Below is an analysis of the narrative structure (macrostructure) of Somebody Loves You, Mr. Hatch using the SGM icons, Story Sparkle for microstructure analysis, and maps focusing on some of the expository structures found in this book. You can see the actual pages from East Meets West Vol. 2 here. We have added Mr. Hatch's perspective to the Third Kick-Off (shown on pp. 52-53), creating an Interactive Episode.
Story Grammar Marker®
This story has an embedded episode within the first one, with two kick-off events and a second plan and a second series of attempts with a final resolution.
Character: Mr. Hatch, a lonely man who did the same boring things everyday and never noticed anyone around him
Setting: the town where Mr.Hatch lives
Kick-Off: He gets a valentine package in the mail.
Internal Response: Mr. Hatch feels delighted. (His body language shows this.)
Mental States: “Mr. Hatch thinks that somebody loves him.”
Plan: He wants to find out who sent it.
He dresses up to be noticed.
He says hello to everyone.
He offers to help people.
He smiles and laughs often.
He has parties and plays music.
He has people over to his home; he bakes.
Direct Consequence: He has hundreds of friends and everyone likes him.
Resolution: He is happy and enjoying himself.
Second Kick-Off (Abbreviated Episode)
The mailman returns, telling Mr. Hatch that the package he delivered 3 months ago was a mistake.

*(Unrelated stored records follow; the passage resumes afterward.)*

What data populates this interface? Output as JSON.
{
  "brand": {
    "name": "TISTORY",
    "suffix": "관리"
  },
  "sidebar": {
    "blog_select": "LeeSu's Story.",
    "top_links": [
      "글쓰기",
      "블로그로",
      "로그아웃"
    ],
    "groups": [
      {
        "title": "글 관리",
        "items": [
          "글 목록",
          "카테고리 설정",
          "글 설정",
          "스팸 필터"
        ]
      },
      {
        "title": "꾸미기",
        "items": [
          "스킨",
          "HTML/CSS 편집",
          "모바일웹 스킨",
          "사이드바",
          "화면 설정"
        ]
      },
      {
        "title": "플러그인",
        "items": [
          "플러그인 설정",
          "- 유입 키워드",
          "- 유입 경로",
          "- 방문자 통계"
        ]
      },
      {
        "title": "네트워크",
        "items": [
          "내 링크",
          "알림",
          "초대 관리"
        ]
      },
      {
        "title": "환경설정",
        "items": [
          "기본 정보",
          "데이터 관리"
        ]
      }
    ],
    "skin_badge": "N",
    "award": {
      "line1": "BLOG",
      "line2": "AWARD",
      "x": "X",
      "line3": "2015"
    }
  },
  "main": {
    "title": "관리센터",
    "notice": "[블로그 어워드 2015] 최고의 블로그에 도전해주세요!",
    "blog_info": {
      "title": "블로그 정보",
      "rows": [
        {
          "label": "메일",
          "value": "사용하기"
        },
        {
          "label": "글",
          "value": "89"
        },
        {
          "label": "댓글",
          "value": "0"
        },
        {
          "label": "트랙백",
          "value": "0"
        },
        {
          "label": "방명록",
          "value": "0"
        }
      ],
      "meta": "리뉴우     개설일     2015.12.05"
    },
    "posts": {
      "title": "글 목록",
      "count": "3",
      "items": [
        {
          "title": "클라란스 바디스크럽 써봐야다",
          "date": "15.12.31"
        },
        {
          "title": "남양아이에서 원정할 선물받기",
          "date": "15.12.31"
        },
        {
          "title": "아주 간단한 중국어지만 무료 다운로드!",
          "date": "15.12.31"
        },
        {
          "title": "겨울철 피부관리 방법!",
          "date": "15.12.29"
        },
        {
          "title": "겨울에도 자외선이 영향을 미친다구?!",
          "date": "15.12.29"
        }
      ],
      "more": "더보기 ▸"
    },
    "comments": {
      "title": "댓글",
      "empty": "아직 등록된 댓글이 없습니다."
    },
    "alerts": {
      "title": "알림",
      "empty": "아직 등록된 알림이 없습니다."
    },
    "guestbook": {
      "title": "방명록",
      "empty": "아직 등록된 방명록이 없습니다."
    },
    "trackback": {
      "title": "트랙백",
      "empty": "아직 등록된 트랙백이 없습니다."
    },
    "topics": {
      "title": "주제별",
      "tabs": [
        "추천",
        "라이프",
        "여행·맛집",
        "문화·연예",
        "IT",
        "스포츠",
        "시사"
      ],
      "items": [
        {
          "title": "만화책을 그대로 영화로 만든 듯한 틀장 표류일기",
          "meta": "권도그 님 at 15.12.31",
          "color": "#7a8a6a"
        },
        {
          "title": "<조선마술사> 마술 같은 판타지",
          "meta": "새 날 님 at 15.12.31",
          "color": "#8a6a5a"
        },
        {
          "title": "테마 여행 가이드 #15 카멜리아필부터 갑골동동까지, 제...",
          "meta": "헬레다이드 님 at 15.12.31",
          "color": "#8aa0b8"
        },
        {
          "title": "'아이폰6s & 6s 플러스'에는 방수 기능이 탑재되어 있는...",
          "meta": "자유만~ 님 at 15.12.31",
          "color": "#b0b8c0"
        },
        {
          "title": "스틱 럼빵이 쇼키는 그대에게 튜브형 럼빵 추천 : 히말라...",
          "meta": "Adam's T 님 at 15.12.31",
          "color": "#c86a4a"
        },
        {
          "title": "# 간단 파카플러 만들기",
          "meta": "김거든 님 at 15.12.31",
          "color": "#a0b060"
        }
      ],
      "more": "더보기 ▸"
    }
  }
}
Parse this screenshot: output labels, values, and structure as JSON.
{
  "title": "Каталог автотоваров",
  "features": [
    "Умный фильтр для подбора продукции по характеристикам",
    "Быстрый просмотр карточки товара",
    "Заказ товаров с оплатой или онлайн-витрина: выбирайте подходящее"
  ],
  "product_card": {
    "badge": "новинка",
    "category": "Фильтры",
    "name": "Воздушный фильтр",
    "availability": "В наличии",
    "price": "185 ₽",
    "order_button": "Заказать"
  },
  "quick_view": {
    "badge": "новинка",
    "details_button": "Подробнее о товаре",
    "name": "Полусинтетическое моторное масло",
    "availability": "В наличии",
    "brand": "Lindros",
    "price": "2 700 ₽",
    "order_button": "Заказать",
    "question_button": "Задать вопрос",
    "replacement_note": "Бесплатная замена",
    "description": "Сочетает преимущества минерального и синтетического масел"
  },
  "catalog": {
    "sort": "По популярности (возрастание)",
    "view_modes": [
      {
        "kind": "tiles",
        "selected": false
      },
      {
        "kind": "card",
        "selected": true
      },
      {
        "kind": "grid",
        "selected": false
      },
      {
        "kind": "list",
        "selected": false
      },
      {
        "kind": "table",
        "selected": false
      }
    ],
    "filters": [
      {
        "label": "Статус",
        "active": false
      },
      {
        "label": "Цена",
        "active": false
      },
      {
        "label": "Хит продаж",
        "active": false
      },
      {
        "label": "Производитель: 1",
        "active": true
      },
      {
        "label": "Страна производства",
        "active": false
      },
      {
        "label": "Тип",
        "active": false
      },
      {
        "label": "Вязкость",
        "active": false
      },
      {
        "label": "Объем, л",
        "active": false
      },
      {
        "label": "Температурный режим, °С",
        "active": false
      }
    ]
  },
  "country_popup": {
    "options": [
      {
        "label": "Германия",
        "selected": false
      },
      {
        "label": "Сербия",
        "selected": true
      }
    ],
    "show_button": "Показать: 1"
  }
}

It belongs to someone else, but no one knows who. He needs to give back the empty heart-shaped candy box and the little white card that says someone loves you.

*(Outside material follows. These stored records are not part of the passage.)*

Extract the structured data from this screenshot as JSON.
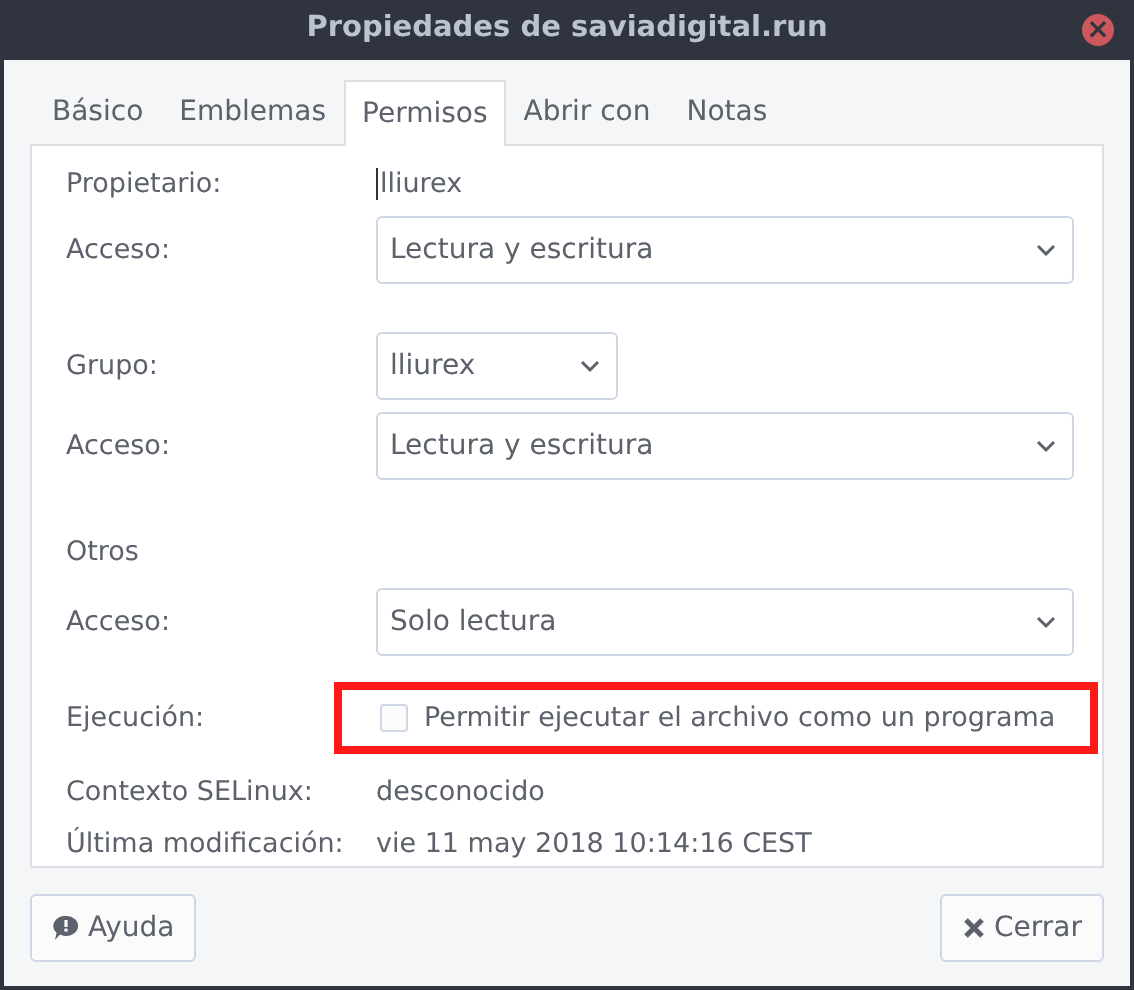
{
  "window": {
    "title": "Propiedades de saviadigital.run",
    "close_icon": "×"
  },
  "tabs": [
    {
      "label": "Básico",
      "selected": false
    },
    {
      "label": "Emblemas",
      "selected": false
    },
    {
      "label": "Permisos",
      "selected": true
    },
    {
      "label": "Abrir con",
      "selected": false
    },
    {
      "label": "Notas",
      "selected": false
    }
  ],
  "rows": [
    {
      "kind": "text",
      "label": "Propietario:",
      "value": "lliurex",
      "cursor": true
    },
    {
      "kind": "select",
      "label": "Acceso:",
      "value": "Lectura y escritura",
      "wide": true
    },
    {
      "kind": "gap"
    },
    {
      "kind": "select",
      "label": "Grupo:",
      "value": "lliurex",
      "wide": false
    },
    {
      "kind": "select",
      "label": "Acceso:",
      "value": "Lectura y escritura",
      "wide": true
    },
    {
      "kind": "gap"
    },
    {
      "kind": "heading",
      "label": "Otros"
    },
    {
      "kind": "select",
      "label": "Acceso:",
      "value": "Solo lectura",
      "wide": true
    },
    {
      "kind": "check",
      "label": "Ejecución:",
      "value": "Permitir ejecutar el archivo como un programa",
      "checked": false,
      "highlighted": true
    },
    {
      "kind": "text",
      "label": "Contexto SELinux:",
      "value": "desconocido",
      "cursor": false
    },
    {
      "kind": "text",
      "label": "Última modificación:",
      "value": "vie 11 may 2018 10:14:16 CEST",
      "cursor": false
    }
  ],
  "buttons": [
    {
      "kind": "help",
      "label": "Ayuda"
    },
    {
      "kind": "close",
      "label": "Cerrar"
    }
  ]
}
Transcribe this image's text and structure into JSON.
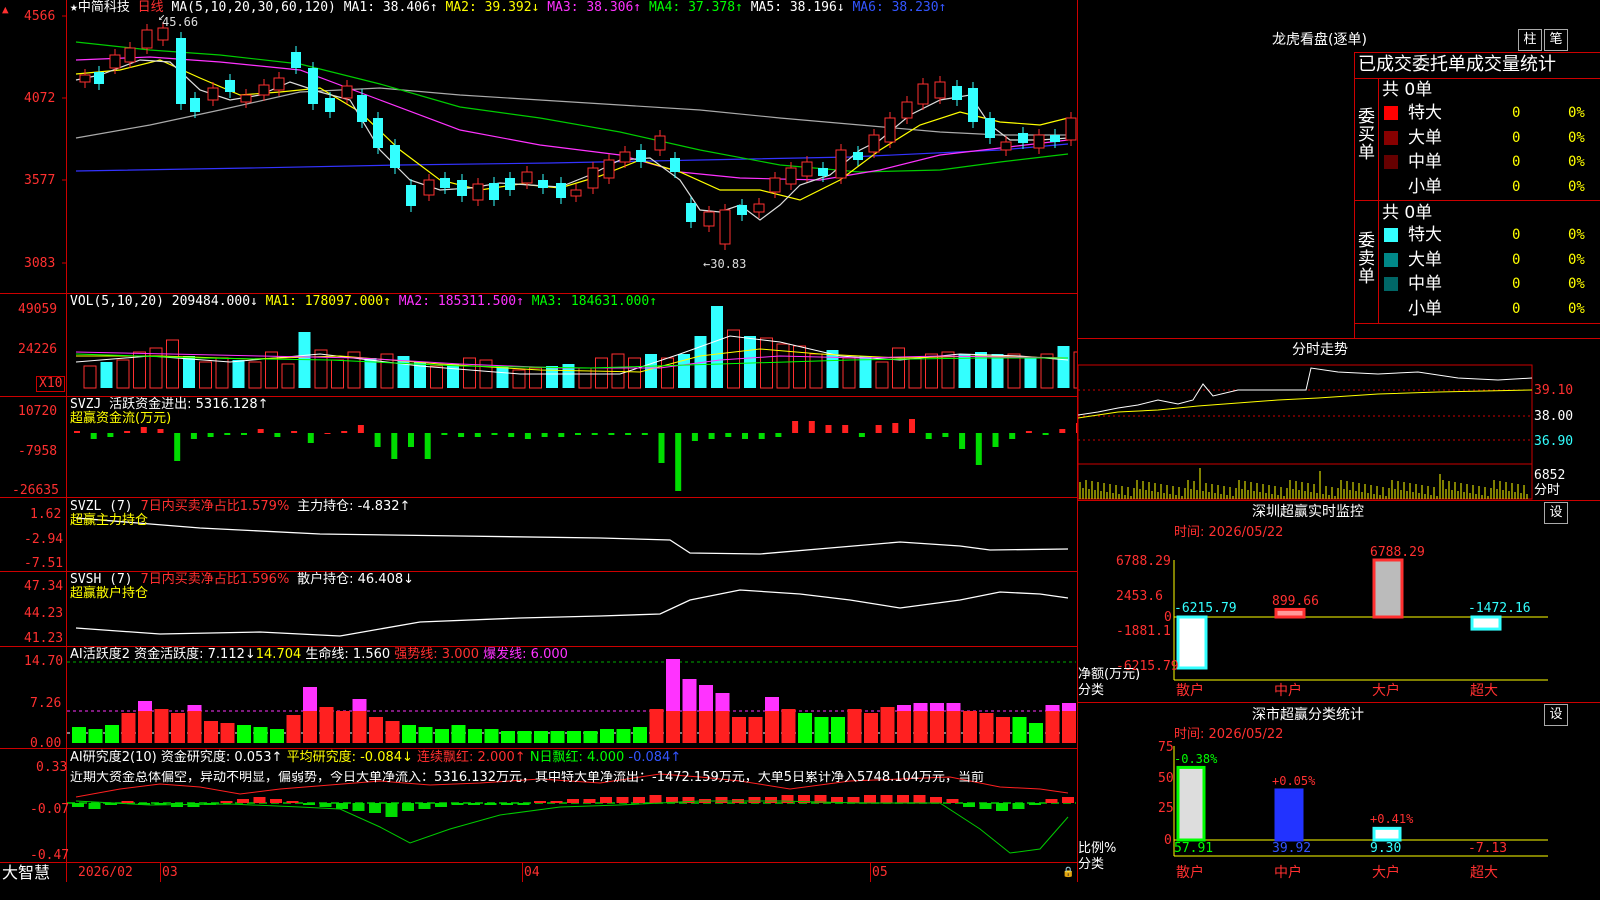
{
  "main": {
    "star": "★",
    "stock_name": "中简科技",
    "period": "日线",
    "ma_prefix": "MA(5,10,20,30,60,120)",
    "ma1": "MA1: 38.406↑",
    "ma2": "MA2: 39.392↓",
    "ma3": "MA3: 38.306↑",
    "ma4": "MA4: 37.378↑",
    "ma5": "MA5: 38.196↓",
    "ma6": "MA6: 38.230↑",
    "y_ticks": [
      "4566",
      "4072",
      "3577",
      "3083"
    ],
    "high_mark": "45.66",
    "low_mark": "←30.83",
    "high_arrow": "↙"
  },
  "vol": {
    "label": "VOL(5,10,20)",
    "value": "209484.000↓",
    "ma1": "MA1: 178097.000↑",
    "ma2": "MA2: 185311.500↑",
    "ma3": "MA3: 184631.000↑",
    "y_ticks": [
      "49059",
      "24226"
    ],
    "unit": "X10"
  },
  "svzj": {
    "label": "SVZJ",
    "value": "活跃资金进出: 5316.128↑",
    "sub": "超赢资金流(万元)",
    "y_ticks": [
      "10720",
      "-7958",
      "-26635"
    ]
  },
  "svzl": {
    "label": "SVZL (7)",
    "pct": "7日内买卖净占比1.579%",
    "value": "主力持仓: -4.832↑",
    "sub": "超赢主力持仓",
    "y_ticks": [
      "1.62",
      "-2.94",
      "-7.51"
    ]
  },
  "svsh": {
    "label": "SVSH (7)",
    "pct": "7日内买卖净占比1.596%",
    "value": "散户持仓: 46.408↓",
    "sub": "超赢散户持仓",
    "y_ticks": [
      "47.34",
      "44.23",
      "41.23"
    ]
  },
  "ai1": {
    "label": "AI活跃度2",
    "v1": "资金活跃度: 7.112↓",
    "v2": "14.704",
    "v3": "生命线: 1.560",
    "v4": "强势线: 3.000",
    "v5": "爆发线: 6.000",
    "y_ticks": [
      "14.70",
      "7.26",
      "0.00"
    ]
  },
  "ai2": {
    "label": "AI研究度2(10)",
    "v1": "资金研究度: 0.053↑",
    "v2": "平均研究度: -0.084↓",
    "v3": "连续飘红: 2.000↑",
    "v4": "N日飘红: 4.000",
    "v5": "-0.084↑",
    "desc": "近期大资金总体偏空，异动不明显，偏弱势，今日大单净流入：5316.132万元，其中特大单净流出：-1472.159万元，大单5日累计净入5748.104万元，当前",
    "y_ticks": [
      "0.33",
      "-0.07",
      "-0.47"
    ]
  },
  "bottom": {
    "brand": "大智慧",
    "dates": [
      "2026/02",
      "03",
      "04",
      "05"
    ]
  },
  "longhu": {
    "title": "龙虎看盘(逐单)",
    "btn1": "柱",
    "btn2": "笔",
    "subtitle": "已成交委托单成交量统计",
    "buy_label": "委买单",
    "sell_label": "委卖单",
    "buy_total": "共 0单",
    "sell_total": "共 0单",
    "buy_rows": [
      {
        "name": "特大",
        "count": "0",
        "pct": "0%",
        "color": "#ff0000"
      },
      {
        "name": "大单",
        "count": "0",
        "pct": "0%",
        "color": "#880000"
      },
      {
        "name": "中单",
        "count": "0",
        "pct": "0%",
        "color": "#660000"
      },
      {
        "name": "小单",
        "count": "0",
        "pct": "0%",
        "color": "#000000"
      }
    ],
    "sell_rows": [
      {
        "name": "特大",
        "count": "0",
        "pct": "0%",
        "color": "#33ffff"
      },
      {
        "name": "大单",
        "count": "0",
        "pct": "0%",
        "color": "#008888"
      },
      {
        "name": "中单",
        "count": "0",
        "pct": "0%",
        "color": "#006666"
      },
      {
        "name": "小单",
        "count": "0",
        "pct": "0%",
        "color": "#000000"
      }
    ]
  },
  "fenshi": {
    "title": "分时走势",
    "p1": "39.10",
    "p2": "38.00",
    "p3": "36.90",
    "vol": "6852",
    "unit": "分时"
  },
  "sz_monitor": {
    "title": "深圳超赢实时监控",
    "btn": "设",
    "time_label": "时间: 2026/05/22",
    "y_ticks": [
      "6788.29",
      "2453.6",
      "0",
      "-1881.1",
      "-6215.79"
    ],
    "ylabel1": "净额(万元)",
    "ylabel2": "分类",
    "categories": [
      "散户",
      "中户",
      "大户",
      "超大"
    ],
    "values": [
      -6215.79,
      899.66,
      6788.29,
      -1472.16
    ],
    "value_labels": [
      "-6215.79",
      "899.66",
      "6788.29",
      "-1472.16"
    ]
  },
  "sz_class": {
    "title": "深市超赢分类统计",
    "btn": "设",
    "time_label": "时间: 2026/05/22",
    "y_ticks": [
      "75",
      "50",
      "25",
      "0"
    ],
    "ylabel1": "比例%",
    "ylabel2": "分类",
    "categories": [
      "散户",
      "中户",
      "大户",
      "超大"
    ],
    "values": [
      57.91,
      39.92,
      9.3,
      -7.13
    ],
    "value_labels": [
      "57.91",
      "39.92",
      "9.30",
      "-7.13"
    ],
    "changes": [
      "-0.38%",
      "+0.05%",
      "+0.41%",
      ""
    ]
  }
}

Character: Mr. Hatch
Setting: His house
Kick-Off: The mailman returns and asks for the candy box and card.
Internal Response: Mr. Hatch is very sad.
Direct Consequence:He returns to his old routines, not talking, not looking up, and not interacting with other people.
Third Kick-Off (with added Mr. Hatch perspective)
Character: The Community
Setting: Mr. Hatch’s town
Kick-Off: Everyone notices the sudden change in Mr. Hatch (old routines, not talking, not looking up, not interacting with people).
Internal Response: The community feels distressed. They remember how good Mr. Hatch was to them.
Mental States: “They remember how good Mr. Hatch was to them.”
Plan:They want to show Mr. Hatch that they love him for being himself and that he will have those friends again.
They decorate his home with valentines.
They gave him a silver harmonica.
They all gathered at his house.
They made his a sign that says everybody loves Mr. Hatch.
Direct Consequence: They have made Mr. Hatch happy again.
Resolution: The community feels good.
Character: Mr. Hatch
Internal Response: Shocked, surprised at the party planned for him
Plan: To enjoy himself
Attempts:…Dabs a tear: …”Somebody loves me after all.”
Direct Consequence: He laughs, smiles, and goes to be with all his friends.
Resolution: Feeling content, loved
We have found it very helpful for children of all ages to have the teacher map the story out on chart paper using the SGM icons or present on sentence strips on a pocket chart. The teacher then should model retelling the story with the SGM Teacher Marker as the children follow along using their Student Markers. Instantly, students become mindful of the SGM icons. This also serves as a listening lesson, as students must pay attention to the speaker and be on the same icon as the storyteller. We have found it very valuable to have two adults demonstrate what this would look like: one adult retells and the other listens. It is a perfect time to practice moving from icon to icon on the marker as a story is retold and being respectful of the person talking.
Students then work with partners to retell the story using their student markers. Again, modeling how this looks is important. This ties in with pragmatic lessons on speaking and listening that you may be doing with your class (side two of Pragmatics Mini-Poster shown at left). Children may refer to the chart paper/pocket chart of Mr. Hatch story as needed during this task. Ask for volunteers (divide up by episodes, or in the third episode, by perspective) to retell the story.
Visit our blog next week for part 2 of this lesson!